Images stay out; everything else in the records is to be set down exactly.

•••

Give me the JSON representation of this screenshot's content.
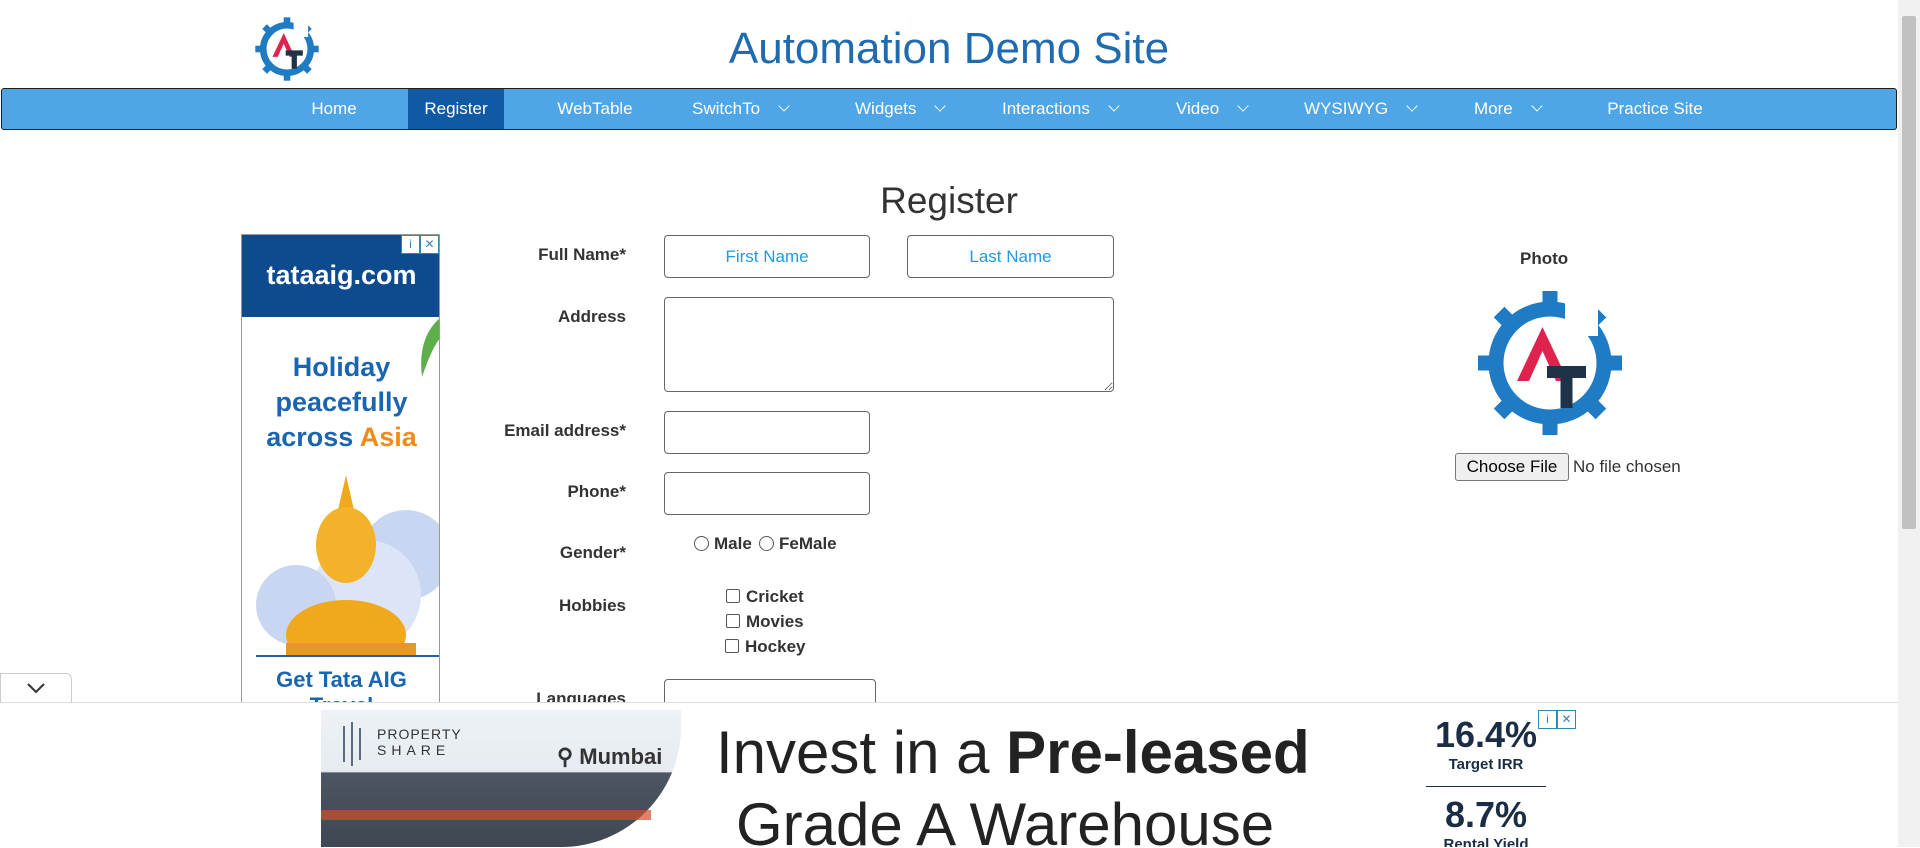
{
  "header": {
    "title": "Automation Demo Site"
  },
  "nav": {
    "items": [
      {
        "label": "Home"
      },
      {
        "label": "Register"
      },
      {
        "label": "WebTable"
      },
      {
        "label": "SwitchTo"
      },
      {
        "label": "Widgets"
      },
      {
        "label": "Interactions"
      },
      {
        "label": "Video"
      },
      {
        "label": "WYSIWYG"
      },
      {
        "label": "More"
      },
      {
        "label": "Practice Site"
      }
    ],
    "active": "Register",
    "colors": {
      "bar": "#4ea6e6",
      "active": "#0f5aa3"
    }
  },
  "form": {
    "title": "Register",
    "full_name_label": "Full Name*",
    "first_name_placeholder": "First Name",
    "last_name_placeholder": "Last Name",
    "address_label": "Address",
    "email_label": "Email address*",
    "phone_label": "Phone*",
    "gender_label": "Gender*",
    "gender_options": [
      "Male",
      "FeMale"
    ],
    "hobbies_label": "Hobbies",
    "hobbies": [
      "Cricket",
      "Movies",
      "Hockey"
    ],
    "languages_label": "Languages"
  },
  "photo": {
    "label": "Photo",
    "button": "Choose File",
    "status": "No file chosen"
  },
  "left_ad": {
    "brand": "tataaig.com",
    "line1": "Holiday",
    "line2": "peacefully",
    "line3a": "across ",
    "line3b": "Asia",
    "cta": "Get Tata AIG Travel"
  },
  "bottom_ad": {
    "brand_line1": "PROPERTY",
    "brand_line2": "SHARE",
    "location": "Mumbai",
    "headline_a": "Invest in a ",
    "headline_b": "Pre-leased",
    "headline2": "Grade A Warehouse",
    "stat1_value": "16.4%",
    "stat1_label": "Target IRR",
    "stat2_value": "8.7%",
    "stat2_label": "Rental Yield"
  }
}
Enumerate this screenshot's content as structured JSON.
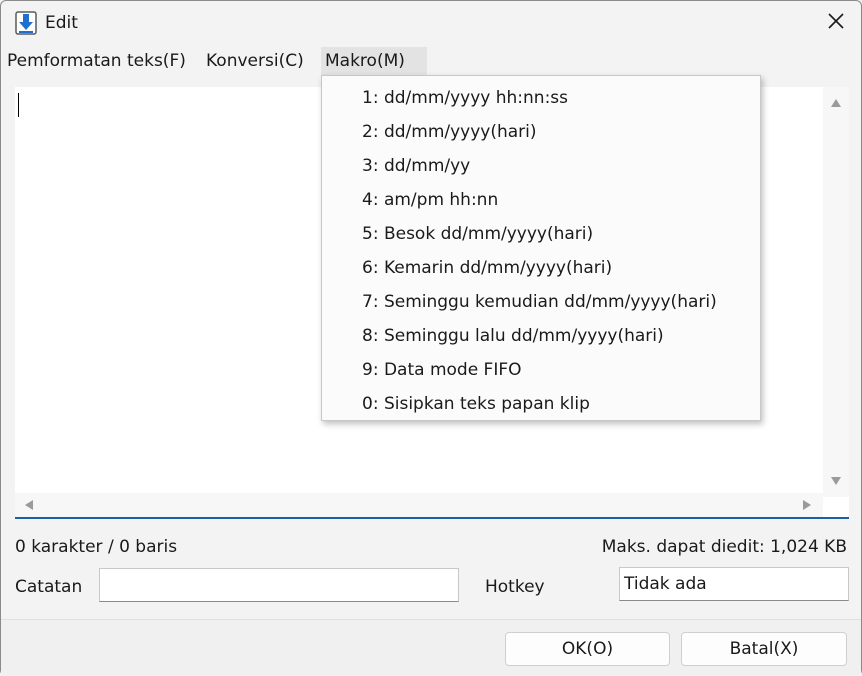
{
  "window": {
    "title": "Edit"
  },
  "menu": {
    "items": [
      "Pemformatan teks(F)",
      "Konversi(C)",
      "Makro(M)"
    ]
  },
  "macro_menu": {
    "items": [
      "1: dd/mm/yyyy hh:nn:ss",
      "2: dd/mm/yyyy(hari)",
      "3: dd/mm/yy",
      "4: am/pm hh:nn",
      "5: Besok dd/mm/yyyy(hari)",
      "6: Kemarin dd/mm/yyyy(hari)",
      "7: Seminggu kemudian dd/mm/yyyy(hari)",
      "8: Seminggu lalu dd/mm/yyyy(hari)",
      "9: Data mode FIFO",
      "0: Sisipkan teks papan klip"
    ]
  },
  "status": {
    "count": "0 karakter / 0 baris",
    "max": "Maks. dapat diedit: 1,024 KB"
  },
  "form": {
    "note_label": "Catatan",
    "note_value": "",
    "hotkey_label": "Hotkey",
    "hotkey_value": "Tidak ada"
  },
  "buttons": {
    "ok": "OK(O)",
    "cancel": "Batal(X)"
  },
  "colors": {
    "accent": "#1a5fa8",
    "icon_blue": "#1e6fd0"
  }
}
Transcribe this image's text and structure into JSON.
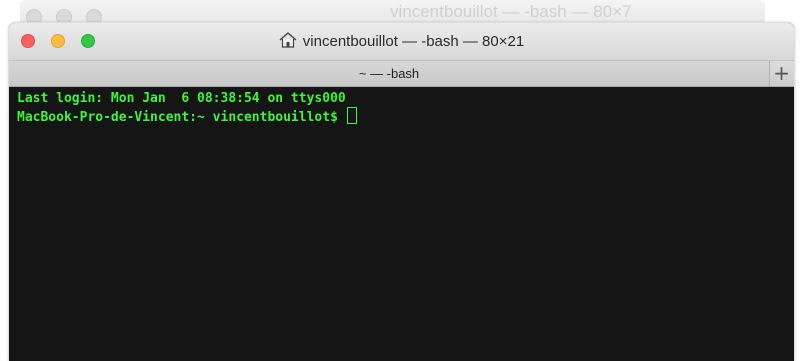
{
  "background_window": {
    "title": "vincentbouillot — -bash — 80×7"
  },
  "window": {
    "title": "vincentbouillot — -bash — 80×21",
    "title_icon": "home-icon"
  },
  "tabs": [
    {
      "label": "~ — -bash",
      "active": true
    }
  ],
  "new_tab_label": "+",
  "terminal": {
    "line1": "Last login: Mon Jan  6 08:38:54 on ttys000",
    "prompt": "MacBook-Pro-de-Vincent:~ vincentbouillot$ "
  },
  "colors": {
    "terminal_bg": "#151515",
    "terminal_text": "#3cf53c",
    "close": "#fc615d",
    "minimize": "#fdbc40",
    "maximize": "#34c84a"
  }
}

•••

→ **Task response**:
Give me the JSON representation of this screenshot's content.
{
  "header": {
    "title": "Automation Demo Site"
  },
  "nav": {
    "items": [
      {
        "label": "Home"
      },
      {
        "label": "Register"
      },
      {
        "label": "WebTable"
      },
      {
        "label": "SwitchTo"
      },
      {
        "label": "Widgets"
      },
      {
        "label": "Interactions"
      },
      {
        "label": "Video"
      },
      {
        "label": "WYSIWYG"
      },
      {
        "label": "More"
      },
      {
        "label": "Practice Site"
      }
    ],
    "active": "Register",
    "colors": {
      "bar": "#4ea6e6",
      "active": "#0f5aa3"
    }
  },
  "form": {
    "title": "Register",
    "full_name_label": "Full Name*",
    "first_name_placeholder": "First Name",
    "last_name_placeholder": "Last Name",
    "address_label": "Address",
    "email_label": "Email address*",
    "phone_label": "Phone*",
    "gender_label": "Gender*",
    "gender_options": [
      "Male",
      "FeMale"
    ],
    "hobbies_label": "Hobbies",
    "hobbies": [
      "Cricket",
      "Movies",
      "Hockey"
    ],
    "languages_label": "Languages"
  },
  "photo": {
    "label": "Photo",
    "button": "Choose File",
    "status": "No file chosen"
  },
  "left_ad": {
    "brand": "tataaig.com",
    "line1": "Holiday",
    "line2": "peacefully",
    "line3a": "across ",
    "line3b": "Asia",
    "cta": "Get Tata AIG Travel"
  },
  "bottom_ad": {
    "brand_line1": "PROPERTY",
    "brand_line2": "SHARE",
    "location": "Mumbai",
    "headline_a": "Invest in a ",
    "headline_b": "Pre-leased",
    "headline2": "Grade A Warehouse",
    "stat1_value": "16.4%",
    "stat1_label": "Target IRR",
    "stat2_value": "8.7%",
    "stat2_label": "Rental Yield"
  }
}
Enumerate this screenshot's content as structured JSON.
{
  "window": {
    "title": "Edit"
  },
  "menu": {
    "items": [
      "Pemformatan teks(F)",
      "Konversi(C)",
      "Makro(M)"
    ]
  },
  "macro_menu": {
    "items": [
      "1: dd/mm/yyyy hh:nn:ss",
      "2: dd/mm/yyyy(hari)",
      "3: dd/mm/yy",
      "4: am/pm hh:nn",
      "5: Besok dd/mm/yyyy(hari)",
      "6: Kemarin dd/mm/yyyy(hari)",
      "7: Seminggu kemudian dd/mm/yyyy(hari)",
      "8: Seminggu lalu dd/mm/yyyy(hari)",
      "9: Data mode FIFO",
      "0: Sisipkan teks papan klip"
    ]
  },
  "status": {
    "count": "0 karakter / 0 baris",
    "max": "Maks. dapat diedit: 1,024 KB"
  },
  "form": {
    "note_label": "Catatan",
    "note_value": "",
    "hotkey_label": "Hotkey",
    "hotkey_value": "Tidak ada"
  },
  "buttons": {
    "ok": "OK(O)",
    "cancel": "Batal(X)"
  },
  "colors": {
    "accent": "#1a5fa8",
    "icon_blue": "#1e6fd0"
  }
}
Transcribe this image's text and structure into JSON.
{
  "background_window": {
    "title": "vincentbouillot — -bash — 80×7"
  },
  "window": {
    "title": "vincentbouillot — -bash — 80×21",
    "title_icon": "home-icon"
  },
  "tabs": [
    {
      "label": "~ — -bash",
      "active": true
    }
  ],
  "new_tab_label": "+",
  "terminal": {
    "line1": "Last login: Mon Jan  6 08:38:54 on ttys000",
    "prompt": "MacBook-Pro-de-Vincent:~ vincentbouillot$ "
  },
  "colors": {
    "terminal_bg": "#151515",
    "terminal_text": "#3cf53c",
    "close": "#fc615d",
    "minimize": "#fdbc40",
    "maximize": "#34c84a"
  }
}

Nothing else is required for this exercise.